India first sat up and took notice of its corporate governance laws after a multi-crore fraud at the erstwhile Satyam Computers rocked India Inc a little over 10 years ago in January 2009. In a shocking revelation, its then promoter Ramalinga Raju disclosed a Rs 7,000-crore accounting fraud. Since then, the government has been focusing on strengthening corporate governance laws in a bid to boost the economy and encourage businesses to boom.
The Companies Act of 1956 was amended in 2013 bringing accountability and transparency in the functioning of companies, especially those which are listed on the bourses. Among other things, Issues dealing with accounting, the role of independent directors and promoters, as well as shareholders’ rights, were handled in depth. It provided more teeth to the Serious Fraud Investigation Office (SFIO) which could even arrest persons found guilty of corporate crimes. It dealt with issues such as insider trading and rights of minority shareholders. In case of financial crisis, rules for winding up companies were also laid down.
It seemed as if corporate India had finally become fool-proof.

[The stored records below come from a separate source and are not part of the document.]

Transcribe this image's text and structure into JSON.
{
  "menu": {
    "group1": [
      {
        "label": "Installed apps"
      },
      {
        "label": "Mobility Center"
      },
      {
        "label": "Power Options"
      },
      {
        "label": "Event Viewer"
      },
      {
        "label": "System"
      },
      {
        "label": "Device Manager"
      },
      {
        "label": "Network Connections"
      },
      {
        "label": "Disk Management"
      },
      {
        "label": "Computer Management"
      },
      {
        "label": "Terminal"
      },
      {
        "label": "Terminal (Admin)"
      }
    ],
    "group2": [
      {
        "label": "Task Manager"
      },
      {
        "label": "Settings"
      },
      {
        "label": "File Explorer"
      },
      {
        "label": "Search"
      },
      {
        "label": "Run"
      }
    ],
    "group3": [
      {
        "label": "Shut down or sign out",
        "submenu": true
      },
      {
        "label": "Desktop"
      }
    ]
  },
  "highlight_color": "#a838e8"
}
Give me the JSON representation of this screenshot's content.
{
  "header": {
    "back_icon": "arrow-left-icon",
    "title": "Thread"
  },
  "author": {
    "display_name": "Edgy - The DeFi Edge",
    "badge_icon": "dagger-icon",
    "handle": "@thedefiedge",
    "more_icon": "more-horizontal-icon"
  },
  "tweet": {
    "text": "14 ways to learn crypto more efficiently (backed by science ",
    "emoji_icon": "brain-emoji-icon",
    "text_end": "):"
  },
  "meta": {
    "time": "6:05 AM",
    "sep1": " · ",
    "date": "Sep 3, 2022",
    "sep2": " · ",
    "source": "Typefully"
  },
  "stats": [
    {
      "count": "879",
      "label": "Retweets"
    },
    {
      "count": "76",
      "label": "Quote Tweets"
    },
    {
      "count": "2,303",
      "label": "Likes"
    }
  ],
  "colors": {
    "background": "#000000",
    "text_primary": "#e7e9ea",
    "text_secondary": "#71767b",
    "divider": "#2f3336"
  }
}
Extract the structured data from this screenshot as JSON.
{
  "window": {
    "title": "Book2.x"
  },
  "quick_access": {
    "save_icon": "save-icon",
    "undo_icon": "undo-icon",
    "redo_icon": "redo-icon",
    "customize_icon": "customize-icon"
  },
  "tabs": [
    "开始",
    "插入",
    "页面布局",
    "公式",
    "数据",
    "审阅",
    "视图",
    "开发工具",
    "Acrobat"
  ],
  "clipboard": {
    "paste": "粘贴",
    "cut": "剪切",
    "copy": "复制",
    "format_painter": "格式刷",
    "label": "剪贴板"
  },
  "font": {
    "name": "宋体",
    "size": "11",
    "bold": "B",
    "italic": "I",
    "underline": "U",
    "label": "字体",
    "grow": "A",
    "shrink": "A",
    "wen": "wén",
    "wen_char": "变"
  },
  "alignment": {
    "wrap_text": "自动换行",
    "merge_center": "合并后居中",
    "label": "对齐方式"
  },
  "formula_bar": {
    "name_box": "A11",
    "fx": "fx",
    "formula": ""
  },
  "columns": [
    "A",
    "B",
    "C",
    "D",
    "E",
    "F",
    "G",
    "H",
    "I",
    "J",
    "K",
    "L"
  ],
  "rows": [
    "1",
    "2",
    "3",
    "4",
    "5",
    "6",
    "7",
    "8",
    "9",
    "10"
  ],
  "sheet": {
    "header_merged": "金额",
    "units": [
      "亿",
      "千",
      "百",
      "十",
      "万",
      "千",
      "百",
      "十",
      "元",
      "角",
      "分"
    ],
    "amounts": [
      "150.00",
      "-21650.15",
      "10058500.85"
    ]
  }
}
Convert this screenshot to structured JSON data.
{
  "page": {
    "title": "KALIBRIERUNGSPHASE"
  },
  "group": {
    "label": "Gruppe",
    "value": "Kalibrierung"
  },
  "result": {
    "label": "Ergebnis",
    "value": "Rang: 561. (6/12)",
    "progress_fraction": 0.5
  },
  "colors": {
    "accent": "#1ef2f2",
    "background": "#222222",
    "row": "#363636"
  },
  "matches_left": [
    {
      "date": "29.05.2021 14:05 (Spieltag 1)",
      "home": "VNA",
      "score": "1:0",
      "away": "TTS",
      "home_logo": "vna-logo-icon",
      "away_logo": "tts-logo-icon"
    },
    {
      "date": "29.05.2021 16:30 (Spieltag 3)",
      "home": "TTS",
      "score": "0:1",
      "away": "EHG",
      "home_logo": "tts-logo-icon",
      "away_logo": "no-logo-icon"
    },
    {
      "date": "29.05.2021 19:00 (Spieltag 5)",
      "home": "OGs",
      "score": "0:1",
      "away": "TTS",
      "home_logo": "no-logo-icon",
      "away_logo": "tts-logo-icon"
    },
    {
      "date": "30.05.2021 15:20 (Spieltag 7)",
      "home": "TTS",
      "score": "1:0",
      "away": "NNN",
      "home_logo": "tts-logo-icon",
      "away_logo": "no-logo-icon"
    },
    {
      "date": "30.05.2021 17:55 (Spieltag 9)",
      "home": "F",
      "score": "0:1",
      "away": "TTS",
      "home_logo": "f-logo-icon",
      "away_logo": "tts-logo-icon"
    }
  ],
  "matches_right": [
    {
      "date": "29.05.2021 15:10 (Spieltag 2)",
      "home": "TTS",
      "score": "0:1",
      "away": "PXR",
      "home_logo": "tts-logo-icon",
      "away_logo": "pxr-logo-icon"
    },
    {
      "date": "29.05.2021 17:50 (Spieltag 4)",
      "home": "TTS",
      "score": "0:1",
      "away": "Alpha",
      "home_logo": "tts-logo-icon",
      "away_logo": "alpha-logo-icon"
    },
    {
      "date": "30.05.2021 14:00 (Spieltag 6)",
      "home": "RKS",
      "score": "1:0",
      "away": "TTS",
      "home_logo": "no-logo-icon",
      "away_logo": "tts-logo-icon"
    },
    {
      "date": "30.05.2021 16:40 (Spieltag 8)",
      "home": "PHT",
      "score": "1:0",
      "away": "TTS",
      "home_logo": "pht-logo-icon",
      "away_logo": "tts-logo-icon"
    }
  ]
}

The government has initiated processes which include regular scrutiny by tax authorities and banks on income earned, spends and even investments besides initiating know your customer rules along with mandatory quoting of Aadhaar and permanent account numbers for transactions.
The fact is nothing much has changed. Within months, the Kingfisher Airlines fraud hit headlines. The now-defunct airline promoted by Vijay Mallya was a tangled web of financial fraud which not only included non-payment of debt and service taxes but also employees’ provident fund payments. Mallya, who eventually fled the country in 2016, defaulted on loans worth over Rs 7,000 crore, of which of SBI’s exposure was Rs 1,600 crore.
The Kingfisher case threw up new challenges. It laid bare systemic corruption and breach of rules by multiple stakeholders, including finance ministry officials. Globally, the corporate and financial worlds have witnessed massive jolts such as the Enron scandal and Lehman bankruptcy, but India has a record of financial scandals that are rarely seen in other developing countries. At a time when India is being tipped as one of the world’s major global players driving global economic growth, these scandals can dull the sheen of the country’s companies. India is aiming to become a $5 trillion economy but is in the throes of an unprecedented slowdown that has hit most sectors from automobiles to manufacturing.
If one analyses each of these corporate frauds carefully, a simple conclusion comes through: It is immense greed that has been the driving force behind these scams. It is easy to blame the government of the day or the regulators for such scams. Corruption has been deep-rooted in our system. If you look at the rule books, there is little scope for errors. Know your customer guidelines for banks, board-level decisions for big-ticket loans, accountability of independent directors and auditors, tax scrutiny and many more are already printed in bold in our multiple rule books.
Prime Minister Narendra Modi had made weeding out black money and corruption a major poll plank in his 2014 election campaign. More than 2 lakh companies indulging in large-scale tax violations have been deregistered. He also announced tougher measures such as demonetisation and the goods and services tax to tackle corruption, but it’s a long and difficult road ahead.